• KBL managing director praised Murang’a governor's foresight to empower farmers
• Kang'ata said he'll use the chance to advocate safe alcohol consumption by youth
Kenya Breweries and Murang’a county have signed a partnership that will see the brewer support farmers growing sorghum.
This is part of the efforts by the alcohol manufacturer to empower communities through gainful employment as well as contribute to the shared growth of KBL.
Speaking during the official signing ceremony at the EABL headquarters, Nairobi, KBL managing director Mark Ocitti praised Murang’a Governor Irungu Kang’ata for his foresight to empower farmers.
This includes those who are integral in the alcohol manufacturing value chain for EABL.
“The actualisation of this deal is a dream come true," Ocitti said.
“It sets the stage for the two entities to work closely in their efforts to create a sustainable pipeline for the much-needed raw material, as well as elevate the status of the farmers."
Farmers will benefit economically from the sale of sorghum to KBL.

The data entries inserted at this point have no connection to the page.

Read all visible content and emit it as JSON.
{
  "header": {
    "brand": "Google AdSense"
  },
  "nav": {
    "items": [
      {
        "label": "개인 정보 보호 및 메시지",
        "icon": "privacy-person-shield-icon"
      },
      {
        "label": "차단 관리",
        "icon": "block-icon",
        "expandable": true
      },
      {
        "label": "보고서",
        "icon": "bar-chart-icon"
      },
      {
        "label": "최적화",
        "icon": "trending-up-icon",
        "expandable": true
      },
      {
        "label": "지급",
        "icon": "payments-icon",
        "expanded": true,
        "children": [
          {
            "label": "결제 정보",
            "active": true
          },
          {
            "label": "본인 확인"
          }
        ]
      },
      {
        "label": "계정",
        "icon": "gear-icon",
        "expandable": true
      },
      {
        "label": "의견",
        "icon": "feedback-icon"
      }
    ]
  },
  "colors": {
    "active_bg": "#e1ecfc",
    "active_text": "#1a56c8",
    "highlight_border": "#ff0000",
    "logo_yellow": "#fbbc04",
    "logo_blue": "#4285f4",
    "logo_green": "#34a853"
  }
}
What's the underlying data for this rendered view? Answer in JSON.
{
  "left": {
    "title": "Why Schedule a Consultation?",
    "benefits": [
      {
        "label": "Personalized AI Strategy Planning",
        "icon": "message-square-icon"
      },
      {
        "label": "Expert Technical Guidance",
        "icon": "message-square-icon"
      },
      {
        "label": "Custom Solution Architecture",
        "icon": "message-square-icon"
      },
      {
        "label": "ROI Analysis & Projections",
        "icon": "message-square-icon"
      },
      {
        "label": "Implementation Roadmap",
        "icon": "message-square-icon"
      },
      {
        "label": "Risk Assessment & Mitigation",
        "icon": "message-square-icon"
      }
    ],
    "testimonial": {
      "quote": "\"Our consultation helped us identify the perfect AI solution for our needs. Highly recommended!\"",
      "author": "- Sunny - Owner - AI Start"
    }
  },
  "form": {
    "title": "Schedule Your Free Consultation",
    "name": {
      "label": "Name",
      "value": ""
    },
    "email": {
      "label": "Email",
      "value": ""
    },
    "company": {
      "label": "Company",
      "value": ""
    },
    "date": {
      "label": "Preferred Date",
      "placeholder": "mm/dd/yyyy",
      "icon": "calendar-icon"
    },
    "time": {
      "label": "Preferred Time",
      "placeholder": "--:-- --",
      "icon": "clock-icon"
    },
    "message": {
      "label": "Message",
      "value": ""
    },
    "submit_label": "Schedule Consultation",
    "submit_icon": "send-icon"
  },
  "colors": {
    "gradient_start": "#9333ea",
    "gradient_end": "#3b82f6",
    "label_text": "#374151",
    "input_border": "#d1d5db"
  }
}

To date, KBL has built a solid sorghum and barley value chain that includes the 47,000 who have been contracted to grow sorghum.
This is in Kisumu, Migori, Siaya, Homa Bay, Busia, Tharaka Nithi, Meru, Narok and Nakuru counties.
Additionally, KBL will support the farmers through the provision of affordable credit facilities and field extension services.
It will also link them with seed companies, fertiliser providers and research institutes in a move that will position them to be more competitive.
“We want to replicate the success we have had with the other counties to build a community of farmers, who are capable of contributing fully to the economic development of the country," Ocitti said.
The brewer supports more than 80,000 businesses and employs more than 200,000 people across the value chain.
This includes retailers, farmers, distributors and agents, accounting for almost two per cent of the total employment in the country.
Kang’ata said the deal will help further place farmers on the front-row seat of economic transformation.
“We shall use this opportunity to further advance the conversation on the need to support the consumption of safe alcohol among the youth,” he said.
With an annual demand of about 40,000 tonnes of sorghum, a rise in the production of sorghum-based beer presents an opportunity for farmers across the country.
They stand to benefit from manufacturers and distributors of inputs, processors and retailers through the aggregation of service delivery points.